▸ **Information provided**
──────────

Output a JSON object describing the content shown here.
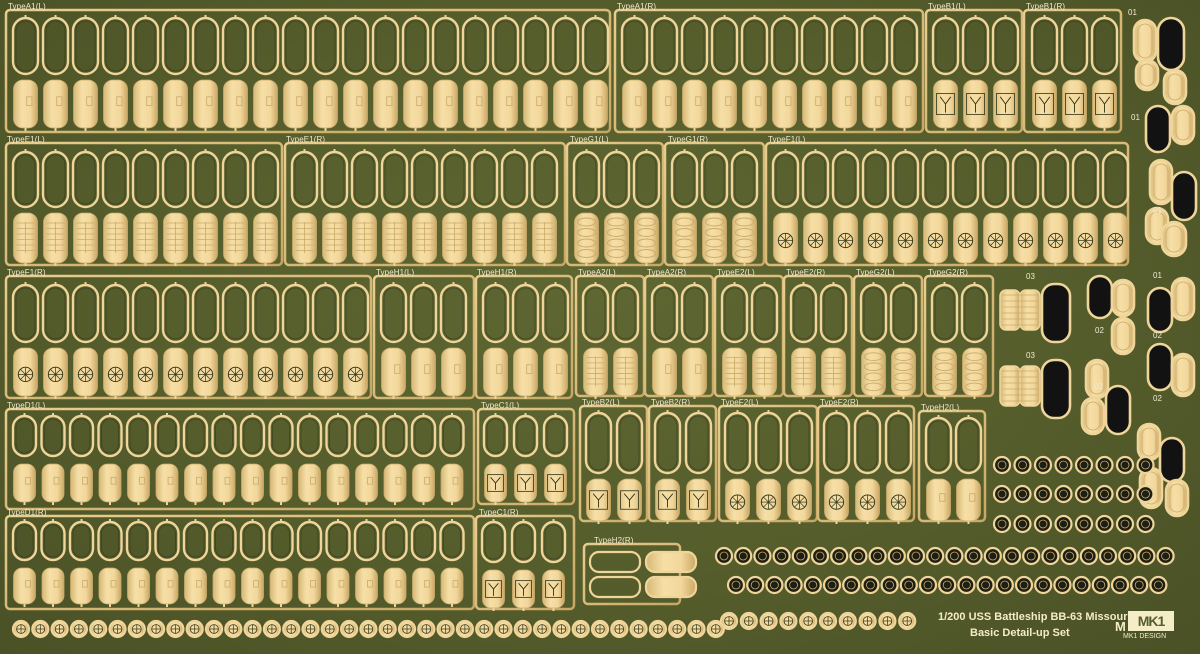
{
  "sheet": {
    "labels": [
      {
        "id": "typeA1L",
        "text": "TypeA1(L)"
      },
      {
        "id": "typeA1R",
        "text": "TypeA1(R)"
      },
      {
        "id": "typeB1L",
        "text": "TypeB1(L)"
      },
      {
        "id": "typeB1R",
        "text": "TypeB1(R)"
      },
      {
        "id": "typeE1L",
        "text": "TypeE1(L)"
      },
      {
        "id": "typeE1R",
        "text": "TypeE1(R)"
      },
      {
        "id": "typeG1L",
        "text": "TypeG1(L)"
      },
      {
        "id": "typeG1R",
        "text": "TypeG1(R)"
      },
      {
        "id": "typeF1L",
        "text": "TypeF1(L)"
      },
      {
        "id": "typeF1R",
        "text": "TypeF1(R)"
      },
      {
        "id": "typeH1L",
        "text": "TypeH1(L)"
      },
      {
        "id": "typeH1R",
        "text": "TypeH1(R)"
      },
      {
        "id": "typeA2L",
        "text": "TypeA2(L)"
      },
      {
        "id": "typeA2R",
        "text": "TypeA2(R)"
      },
      {
        "id": "typeE2L",
        "text": "TypeE2(L)"
      },
      {
        "id": "typeE2R",
        "text": "TypeE2(R)"
      },
      {
        "id": "typeG2L",
        "text": "TypeG2(L)"
      },
      {
        "id": "typeG2R",
        "text": "TypeG2(R)"
      },
      {
        "id": "typeD1L",
        "text": "TypeD1(L)"
      },
      {
        "id": "typeC1L",
        "text": "TypeC1(L)"
      },
      {
        "id": "typeB2L",
        "text": "TypeB2(L)"
      },
      {
        "id": "typeB2R",
        "text": "TypeB2(R)"
      },
      {
        "id": "typeF2L",
        "text": "TypeF2(L)"
      },
      {
        "id": "typeF2R",
        "text": "TypeF2(R)"
      },
      {
        "id": "typeH2L",
        "text": "TypeH2(L)"
      },
      {
        "id": "typeD1R",
        "text": "TypeD1(R)"
      },
      {
        "id": "typeC1R",
        "text": "TypeC1(R)"
      },
      {
        "id": "typeH2R",
        "text": "TypeH2(R)"
      },
      {
        "id": "n01a",
        "text": "01"
      },
      {
        "id": "n01b",
        "text": "01"
      },
      {
        "id": "n01c",
        "text": "01"
      },
      {
        "id": "n01d",
        "text": "01"
      },
      {
        "id": "n02a",
        "text": "02"
      },
      {
        "id": "n02b",
        "text": "02"
      },
      {
        "id": "n02c",
        "text": "02"
      },
      {
        "id": "n02d",
        "text": "02"
      },
      {
        "id": "n03a",
        "text": "03"
      },
      {
        "id": "n03b",
        "text": "03"
      }
    ],
    "title_line1": "1/200 USS Battleship BB-63 Missouri",
    "title_line2": "Basic Detail-up Set",
    "maker_letter": "M",
    "logo_text": "MK1",
    "brand": "MK1 DESIGN",
    "colors": {
      "fret": "#555d2c",
      "brass": "#f0d59a",
      "brass_shade": "#c9ab6a",
      "etch_line": "#2f3418",
      "dark_recess": "#121212"
    }
  }
}
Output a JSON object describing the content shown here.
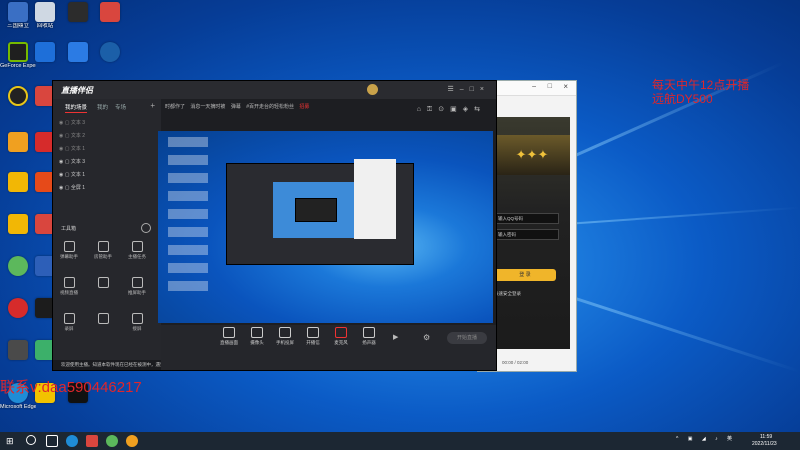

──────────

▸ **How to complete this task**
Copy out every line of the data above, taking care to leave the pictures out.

▸ **Answer space**
Output a JSON object describing the content shown here.
{
  "sheet": {
    "labels": [
      {
        "id": "typeA1L",
        "text": "TypeA1(L)"
      },
      {
        "id": "typeA1R",
        "text": "TypeA1(R)"
      },
      {
        "id": "typeB1L",
        "text": "TypeB1(L)"
      },
      {
        "id": "typeB1R",
        "text": "TypeB1(R)"
      },
      {
        "id": "typeE1L",
        "text": "TypeE1(L)"
      },
      {
        "id": "typeE1R",
        "text": "TypeE1(R)"
      },
      {
        "id": "typeG1L",
        "text": "TypeG1(L)"
      },
      {
        "id": "typeG1R",
        "text": "TypeG1(R)"
      },
      {
        "id": "typeF1L",
        "text": "TypeF1(L)"
      },
      {
        "id": "typeF1R",
        "text": "TypeF1(R)"
      },
      {
        "id": "typeH1L",
        "text": "TypeH1(L)"
      },
      {
        "id": "typeH1R",
        "text": "TypeH1(R)"
      },
      {
        "id": "typeA2L",
        "text": "TypeA2(L)"
      },
      {
        "id": "typeA2R",
        "text": "TypeA2(R)"
      },
      {
        "id": "typeE2L",
        "text": "TypeE2(L)"
      },
      {
        "id": "typeE2R",
        "text": "TypeE2(R)"
      },
      {
        "id": "typeG2L",
        "text": "TypeG2(L)"
      },
      {
        "id": "typeG2R",
        "text": "TypeG2(R)"
      },
      {
        "id": "typeD1L",
        "text": "TypeD1(L)"
      },
      {
        "id": "typeC1L",
        "text": "TypeC1(L)"
      },
      {
        "id": "typeB2L",
        "text": "TypeB2(L)"
      },
      {
        "id": "typeB2R",
        "text": "TypeB2(R)"
      },
      {
        "id": "typeF2L",
        "text": "TypeF2(L)"
      },
      {
        "id": "typeF2R",
        "text": "TypeF2(R)"
      },
      {
        "id": "typeH2L",
        "text": "TypeH2(L)"
      },
      {
        "id": "typeD1R",
        "text": "TypeD1(R)"
      },
      {
        "id": "typeC1R",
        "text": "TypeC1(R)"
      },
      {
        "id": "typeH2R",
        "text": "TypeH2(R)"
      },
      {
        "id": "n01a",
        "text": "01"
      },
      {
        "id": "n01b",
        "text": "01"
      },
      {
        "id": "n01c",
        "text": "01"
      },
      {
        "id": "n01d",
        "text": "01"
      },
      {
        "id": "n02a",
        "text": "02"
      },
      {
        "id": "n02b",
        "text": "02"
      },
      {
        "id": "n02c",
        "text": "02"
      },
      {
        "id": "n02d",
        "text": "02"
      },
      {
        "id": "n03a",
        "text": "03"
      },
      {
        "id": "n03b",
        "text": "03"
      }
    ],
    "title_line1": "1/200 USS Battleship BB-63 Missouri",
    "title_line2": "Basic Detail-up Set",
    "maker_letter": "M",
    "logo_text": "MK1",
    "brand": "MK1 DESIGN",
    "colors": {
      "fret": "#555d2c",
      "brass": "#f0d59a",
      "brass_shade": "#c9ab6a",
      "etch_line": "#2f3418",
      "dark_recess": "#121212"
    }
  }
}
Output a JSON object describing the content shown here.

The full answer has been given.